While Congress is on summer recess, Senator Catherine Cortez Masto and her staff visited Humboldt County and spoke to residents and local leaders about their concerns on Aug. 27.
“This is our August recess which means that congress is not in session so that means we all get to be in our home states,” Cortez Masto said. “I get to travel around the state and talk about issues that matter to them and then let you know what's going on in DC. That's why I'm here.”
In the informal meeting, the Senator took questions from the audience ranging from the lack of rural medical care to economic development and the lack of skilled workforce.
In addition to visiting the counties around the state, the senator held several panels to explore issues unique to Nevada. “Since I've been home, we recently put together a wildfire summit and brought all of our stakeholders statewide to talk about how to address wildfires in this state of Nevada,” she told the audience.
Nevada is one of the top ten states for wildfires according to the US Forest Service. The state suffered 649 fires with 1,001,966 acres burned. The 2018 Martin Fire in Humboldt County consumed 435,569, or 680 square miles.
Judge Michael Montero voiced his concerns about the lack of services within the county. “I see in my role as district court judge, and presiding over a number of specialty courts, we have a desperate need for services in rural Nevada, and I'm sure this doesn't come as a surprise to you, especially mental health services,” Montero said. “We don't, in our community, right now, have a psychiatrist or psychologist.”
Cortez Masto said she understands how difficult it is to attract qualified medical personnel and services in rural areas. “I think a combination of things need to be done,” she said. “It requires our state to focus on mental health needs and behavioral health services and really prioritize them. I know (over) the years we've really gutted our mental health needs and we need to start funding it again and making sure we're addressing behavioral health services in general.”
Cortez Masto, however, said the short-term solution was to address the lack of broadband capabilities in rural communities. “(We) really need to bring broadband into our communities so we can have e-health and telehealth. Those things help connect the communities” to medical teams in urban areas such as Reno or Las Vegas she said. “But to do that we have to have the broad band in our communities, and it has to be stable, it has to be consistent so part of it is making sure we get the federal dollars.”
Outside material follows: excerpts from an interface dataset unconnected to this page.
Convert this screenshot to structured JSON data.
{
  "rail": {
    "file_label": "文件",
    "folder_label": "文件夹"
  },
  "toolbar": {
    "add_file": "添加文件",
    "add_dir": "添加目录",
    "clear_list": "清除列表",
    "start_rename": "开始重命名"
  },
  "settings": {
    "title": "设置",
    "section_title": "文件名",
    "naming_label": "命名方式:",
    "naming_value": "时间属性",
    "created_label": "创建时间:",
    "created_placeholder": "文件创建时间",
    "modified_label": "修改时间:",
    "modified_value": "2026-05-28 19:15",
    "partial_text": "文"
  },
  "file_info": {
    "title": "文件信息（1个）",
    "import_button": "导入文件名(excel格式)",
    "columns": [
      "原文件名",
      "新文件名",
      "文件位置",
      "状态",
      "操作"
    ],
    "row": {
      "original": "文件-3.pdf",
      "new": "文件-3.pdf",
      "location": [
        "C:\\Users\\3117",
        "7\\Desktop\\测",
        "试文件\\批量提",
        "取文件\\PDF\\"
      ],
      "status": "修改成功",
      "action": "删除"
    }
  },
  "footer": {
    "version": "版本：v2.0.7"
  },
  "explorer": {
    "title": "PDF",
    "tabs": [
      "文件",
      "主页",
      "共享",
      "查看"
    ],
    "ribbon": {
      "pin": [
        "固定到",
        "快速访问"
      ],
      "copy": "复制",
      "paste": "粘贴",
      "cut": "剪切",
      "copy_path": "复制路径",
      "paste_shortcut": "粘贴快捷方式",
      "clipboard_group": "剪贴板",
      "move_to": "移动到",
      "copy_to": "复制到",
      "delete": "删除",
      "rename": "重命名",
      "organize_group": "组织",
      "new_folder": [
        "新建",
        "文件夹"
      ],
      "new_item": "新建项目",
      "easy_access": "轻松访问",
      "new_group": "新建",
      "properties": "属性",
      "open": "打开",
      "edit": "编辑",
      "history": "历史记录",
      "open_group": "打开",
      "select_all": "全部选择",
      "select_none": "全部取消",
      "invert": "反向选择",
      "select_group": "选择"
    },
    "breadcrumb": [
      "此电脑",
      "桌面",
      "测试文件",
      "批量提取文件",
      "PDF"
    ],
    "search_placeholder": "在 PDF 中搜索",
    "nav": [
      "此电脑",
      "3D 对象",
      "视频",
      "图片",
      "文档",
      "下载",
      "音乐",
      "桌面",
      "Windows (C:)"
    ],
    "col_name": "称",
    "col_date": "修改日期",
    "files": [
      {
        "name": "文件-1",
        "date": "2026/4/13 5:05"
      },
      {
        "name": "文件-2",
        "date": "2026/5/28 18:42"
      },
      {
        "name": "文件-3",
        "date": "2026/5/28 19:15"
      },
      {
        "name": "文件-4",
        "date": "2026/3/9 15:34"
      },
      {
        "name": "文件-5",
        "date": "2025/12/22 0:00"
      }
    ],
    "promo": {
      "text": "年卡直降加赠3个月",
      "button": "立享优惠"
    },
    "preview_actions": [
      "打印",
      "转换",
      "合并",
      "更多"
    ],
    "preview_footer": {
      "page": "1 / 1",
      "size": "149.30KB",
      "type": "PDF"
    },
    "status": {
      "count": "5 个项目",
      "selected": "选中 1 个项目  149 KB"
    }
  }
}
Cortez Masto thinks the arrival of broadband will be a game changer for not only rural communities but for the country as a whole. “Whoever takes advantage and implements 5G first has an economic advantage,” Cortez Masto said. “We were fortunate enough as a country to take and be able to implement 4G very quickly and we need to do that with 5G … so that's what we're working on now is making sure that this country leads around the world when it comes to 5G. ... but unless we get you up to speed quick on broadband, you're going to be left behind and so we can't have that because not only is that something that is bad for our rural communities individually, but for your economic security and future.”
County Commission Chairman Jim French said one of the biggest challenges facing rural counties is the inability to train, attract and keep a skilled workforce. “Workforce development is probably one of the largest components many of these industries are looking and not having a workforce to populate their enterprise” is a problem. French asked the senator if there was room for developing programs which integrate training high school students in rural communities which would provide incentives to stay in their hometowns.
Cortez Masto said that there is a lot of economic development legislation which includes a workforce component. But she stressed that it isn’t just legislation that will make a difference but communication between all the stakeholders. The success rural communities can achieve is through “making sure we're all talking, not just federal, local and state but we're talking with the private sector.”